∞ -lnx--dx.
0 1 + x4
The same curve used in the integral involving
sinx
x
earlier will create problems with
the log since the usual version of the log is not defined on the negative real axis. This
does not need to be of concern however. Simply use another branch of the logarithm.
Leave out the ray from 0 along the negative y axis and use Theorem 51.2.3 to define L
(z)
on this set. Thus L
(z)
= ln
|z|
+ iarg _{1}
(z)
where arg _{1}
(z)
will be the angle, θ, between
−
π
2
and
3π-
2
such that z =
|z|
e^{iθ}. Now the only singularities contained in this curve
are
1 √- 1√ - 1√- 1 √-
2 2 + 2i 2,− 2 2 + 2i 2
and the integrand, f has simple poles at these points. Thus using the same procedure as
in the other examples,
( 1√ - 1√ -)
Res f,- 2+ -i 2 =
2 2
√ - √ -
1- 2π− -1i 2π
32 32
and
( )
Res f, − 1√2-+ 1 i√2 =
2 2
3-√- 3- √-
32 2π + 32i 2π.
Consider the integral along the small semicircle of radius r. This reduces to
∫ 0
ln|r|+-it4-(rieit)dt
π 1+ (reit)
which clearly converges to zero as r → 0 because r lnr → 0. Therefore, taking the limit as
r → 0,
∫ ∫
-L(z)- −r ln-(−-t)+-iπ-
large semicircle1 +z4 dz + rli→m0+ − R 1 + t4 dt+
which is probably not the first thing you would thing of. You might try to imagine how
this could be obtained using elementary techniques.
The next example illustrates the use of what is referred to as a branch cut. It includes
many examples.
Example 52.2.10Mellin transformationsare of the form
∫
∞ f (x)xαdx.
0 x
Sometimes it is possible to evaluate such a transform in terms of the constant,α.
Assume f is an analytic function except at isolated singularities, none of which are on
(0,∞ )
. Also assume that f has the growth conditions,
C
|f (z)| ≤-b,b > α
|z|
for all large
|z|
and assume that
-C′-
|f (z)| ≤ |z|b1,b1 < α
for all
|z|
sufficiently small. It turns out there exists an explicit formula for this Mellin
transformation under these conditions. Consider the following contour.

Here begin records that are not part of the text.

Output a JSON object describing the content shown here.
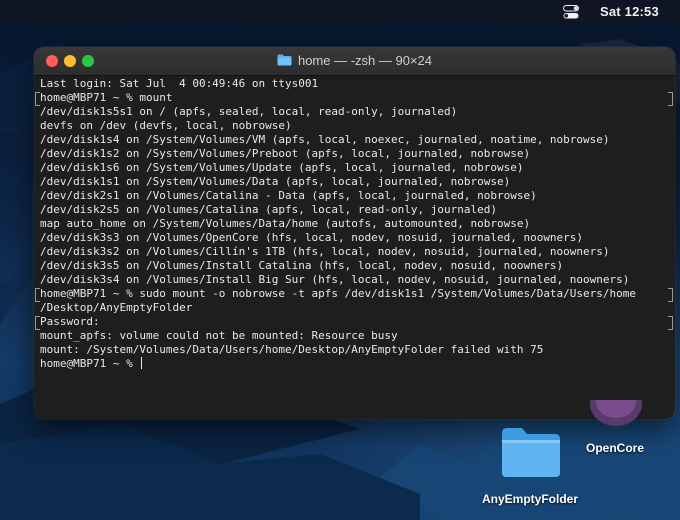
{
  "menubar": {
    "clock": "Sat 12:53",
    "control_center_icon": "control-center-icon"
  },
  "window": {
    "title": "home — -zsh — 90×24",
    "title_icon": "folder-icon"
  },
  "terminal": {
    "lines": [
      "Last login: Sat Jul  4 00:49:46 on ttys001",
      "home@MBP71 ~ % mount",
      "/dev/disk1s5s1 on / (apfs, sealed, local, read-only, journaled)",
      "devfs on /dev (devfs, local, nobrowse)",
      "/dev/disk1s4 on /System/Volumes/VM (apfs, local, noexec, journaled, noatime, nobrowse)",
      "/dev/disk1s2 on /System/Volumes/Preboot (apfs, local, journaled, nobrowse)",
      "/dev/disk1s6 on /System/Volumes/Update (apfs, local, journaled, nobrowse)",
      "/dev/disk1s1 on /System/Volumes/Data (apfs, local, journaled, nobrowse)",
      "/dev/disk2s1 on /Volumes/Catalina - Data (apfs, local, journaled, nobrowse)",
      "/dev/disk2s5 on /Volumes/Catalina (apfs, local, read-only, journaled)",
      "map auto_home on /System/Volumes/Data/home (autofs, automounted, nobrowse)",
      "/dev/disk3s3 on /Volumes/OpenCore (hfs, local, nodev, nosuid, journaled, noowners)",
      "/dev/disk3s2 on /Volumes/Cillín's 1TB (hfs, local, nodev, nosuid, journaled, noowners)",
      "/dev/disk3s5 on /Volumes/Install Catalina (hfs, local, nodev, nosuid, noowners)",
      "/dev/disk3s4 on /Volumes/Install Big Sur (hfs, local, nodev, nosuid, journaled, noowners)",
      "home@MBP71 ~ % sudo mount -o nobrowse -t apfs /dev/disk1s1 /System/Volumes/Data/Users/home",
      "/Desktop/AnyEmptyFolder",
      "Password:",
      "mount_apfs: volume could not be mounted: Resource busy",
      "mount: /System/Volumes/Data/Users/home/Desktop/AnyEmptyFolder failed with 75",
      "home@MBP71 ~ % "
    ]
  },
  "desktop": {
    "folder_label": "AnyEmptyFolder",
    "disk_label": "OpenCore"
  }
}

PICT
In this contour the small semicircle in the center has radius ε which will converge to 0.
Denote by γ_{R} the large circular path which starts at the upper edge of the slot and
continues to the lower edge. Denote by γ_{ε} the small semicircular contour and denote by
γ_{εR+} the straight part of the contour from 0 to R which provides the top edge of the slot.
Finally denote by γ_{εR−} the straight part of the contour from R to 0 which provides the
bottom edge of the slot. The interesting aspect of this problem is the definition of
f
(z)
z^{α−1}. Let
zα−1 ≡ e(ln|z|+iarg(z))(α−1) = e(α−1)log(z)
where arg
(z)
is the angle of z in
(0,2π)
. Thus you use a branch of the logarithm which
is defined on ℂ ∖
(0,∞ )
. Then it is routine to verify from the assumed estimates
that
∫
Rlim→∞ f (z) zα− 1dz = 0
γR
and
∫
lim f (z)zα−1dz = 0.
ε→0+ γε
Also, it is routine to verify
∫ ∫ R
lim f (z)zα−1dz = f (x)xα−1dx
ε→0+ γεR+ 0
and
∫ ∫
α−1 i2π(α−1) R α−1
lε→im0+ γεR− f (z)z dz = − e 0 f (x)x dx.
Therefore, letting Σ_{R} denote the sum of the residues of f
(z)
z^{α−1} which are contained in
the disk of radius R except for the possible residue at 0,
( )∫ R
e(R)+ 1 − ei2π(α− 1) f (x)xα− 1dx = 2πiΣR
0
where e
(R)
→ 0 as R →∞. Now letting R →∞,
∫ R 2πi πe−πiα
lim f (x)xα−1dx = ----i2π(α−1)Σ = ------Σ
R→ ∞ 0 1− e sin(πα)